It seems amazing that 30 years have passed since Scotland won the Grand Slam back in 1990. Amazing, in as much that amount of time has been and gone and amazing that Scotland has not repeated that feat again since. It was a memorable day – a lot was going on! First of all I had won a pair of tickets for the Scotland v England game, with accommodation and lunch thrown in. BBC Scotland’s Sportscene programme had run a competition with the main sponsor Royal Bank of Scotland offering this prize which Dougie Donnelly duly announced me as having won. I chose to take my uncle, and he and my aunt took the free accommodation.
After having been out the night before I was woken in the morning to be told that our step-grandfather had died early that morning in Edinburgh. My parents’ were hosting a lunch for 30 people later and we were all due to go to the game. It was decided that he would have wanted everything to carry on as normal, which we did, but his loss was in our minds.

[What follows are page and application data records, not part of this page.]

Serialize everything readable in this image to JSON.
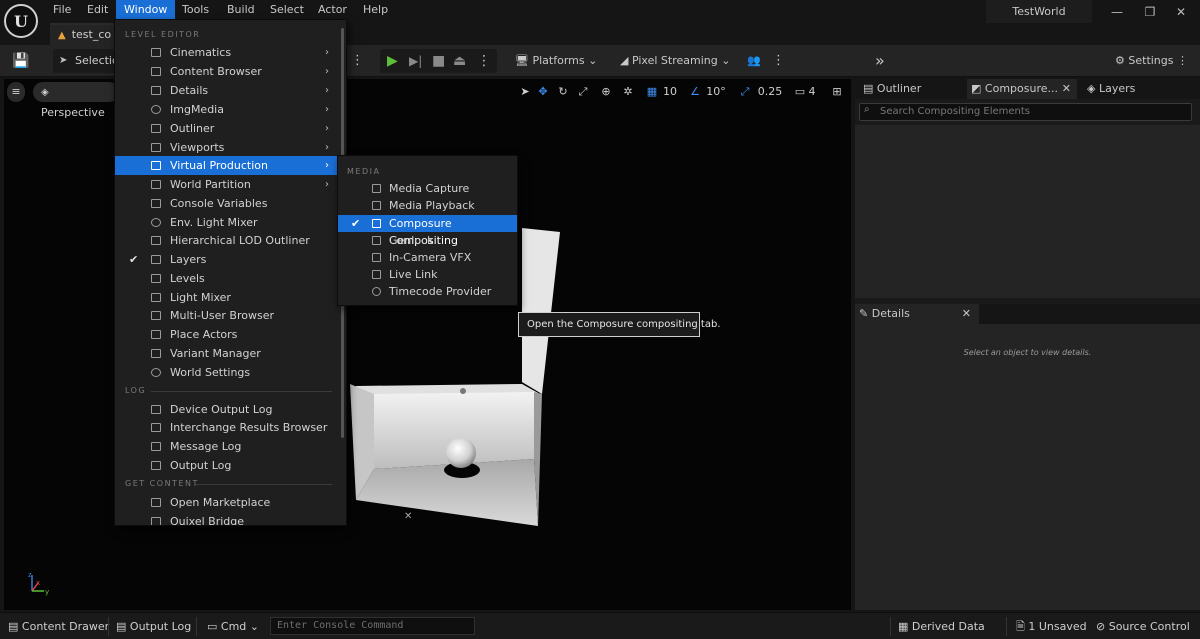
{
  "titlebar": {
    "logo": "U",
    "menus": [
      "File",
      "Edit",
      "Window",
      "Tools",
      "Build",
      "Select",
      "Actor",
      "Help"
    ],
    "active_menu": "Window",
    "doc_tab": "test_co",
    "world_title": "TestWorld"
  },
  "toolbar": {
    "selection_label": "Selectio",
    "platforms_label": "Platforms",
    "pixel_streaming_label": "Pixel Streaming",
    "settings_label": "Settings"
  },
  "viewport": {
    "perspective_label": "Perspective",
    "grid_snap": "10",
    "rotation_snap": "10°",
    "scale_snap": "0.25",
    "camera_speed": "4"
  },
  "window_menu": {
    "sections": {
      "level_editor": "LEVEL EDITOR",
      "log": "LOG",
      "get_content": "GET CONTENT"
    },
    "items": [
      {
        "label": "Cinematics",
        "submenu": true
      },
      {
        "label": "Content Browser",
        "submenu": true
      },
      {
        "label": "Details",
        "submenu": true
      },
      {
        "label": "ImgMedia",
        "submenu": true
      },
      {
        "label": "Outliner",
        "submenu": true
      },
      {
        "label": "Viewports",
        "submenu": true
      },
      {
        "label": "Virtual Production",
        "submenu": true,
        "highlighted": true
      },
      {
        "label": "World Partition",
        "submenu": true
      },
      {
        "label": "Console Variables"
      },
      {
        "label": "Env. Light Mixer"
      },
      {
        "label": "Hierarchical LOD Outliner"
      },
      {
        "label": "Layers",
        "checked": true
      },
      {
        "label": "Levels"
      },
      {
        "label": "Light Mixer"
      },
      {
        "label": "Multi-User Browser"
      },
      {
        "label": "Place Actors"
      },
      {
        "label": "Variant Manager"
      },
      {
        "label": "World Settings"
      }
    ],
    "log_items": [
      "Device Output Log",
      "Interchange Results Browser",
      "Message Log",
      "Output Log"
    ],
    "content_items": [
      "Open Marketplace",
      "Quixel Bridge"
    ]
  },
  "submenu": {
    "section": "MEDIA",
    "items": [
      {
        "label": "Media Capture"
      },
      {
        "label": "Media Playback"
      },
      {
        "label": "Composure Compositing",
        "checked": true,
        "highlighted": true
      },
      {
        "label": "Genlock"
      },
      {
        "label": "In-Camera VFX"
      },
      {
        "label": "Live Link"
      },
      {
        "label": "Timecode Provider"
      }
    ]
  },
  "tooltip": "Open the Composure compositing tab.",
  "right_panel": {
    "tabs": [
      "Outliner",
      "Composure...",
      "Layers"
    ],
    "active_tab": "Composure...",
    "search_placeholder": "Search Compositing Elements",
    "details_tab": "Details",
    "details_empty": "Select an object to view details."
  },
  "statusbar": {
    "content_drawer": "Content Drawer",
    "output_log": "Output Log",
    "cmd": "Cmd",
    "console_placeholder": "Enter Console Command",
    "derived_data": "Derived Data",
    "unsaved": "1 Unsaved",
    "source_control": "Source Control"
  },
  "colors": {
    "accent": "#1a6fd6",
    "play": "#5fbf3a",
    "warning": "#e8a23a"
  }
}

The match itself was extraordinary and excruciating at the same time. I was in a central prime seat in the West Stand – and whilst the England team had run out, a minute or so later, David Sole marched the Scotland team out – and I have never heard a roar like it. Whilst the atmosphere had been expectant it was now electrically super charged for the 54,000 capacity. Psychologically the Scotland team already had points on the board and the crowd were going mental – and the whistle hadn’t even been blown yet.
There are three key aspects of the game that I recall. Findlay Calder charging the England pack by himself and looking as if he was buckling under the weight before the Scotland pack then push him forward and we get a penalty. Again the roar was amazing and it felt as if the crowd was part of the team. The Scotland try, which the scrum had come about because of an England mistake, and the complete simplicity of the move. Poetry in motion – and the roar, of course. Then finally, having to endure the squeaky-bum tension waiting for that final whistle to blow. What a performance. What a result. When will we see your like again?
30 years on it is nice to revisit. My uncle has passed away and I recall making the point that day that his beloved Jura featured in the programme. And yes, we all wore “Grand Slam” ties at our grandfather’s funeral. Anyway whilst I was supposed to be writing up a Blog on drone photography it has gone in this reminiscence. Happy days…..
Sherlock Drones Photography for your aerial photography in the Scottish Borders.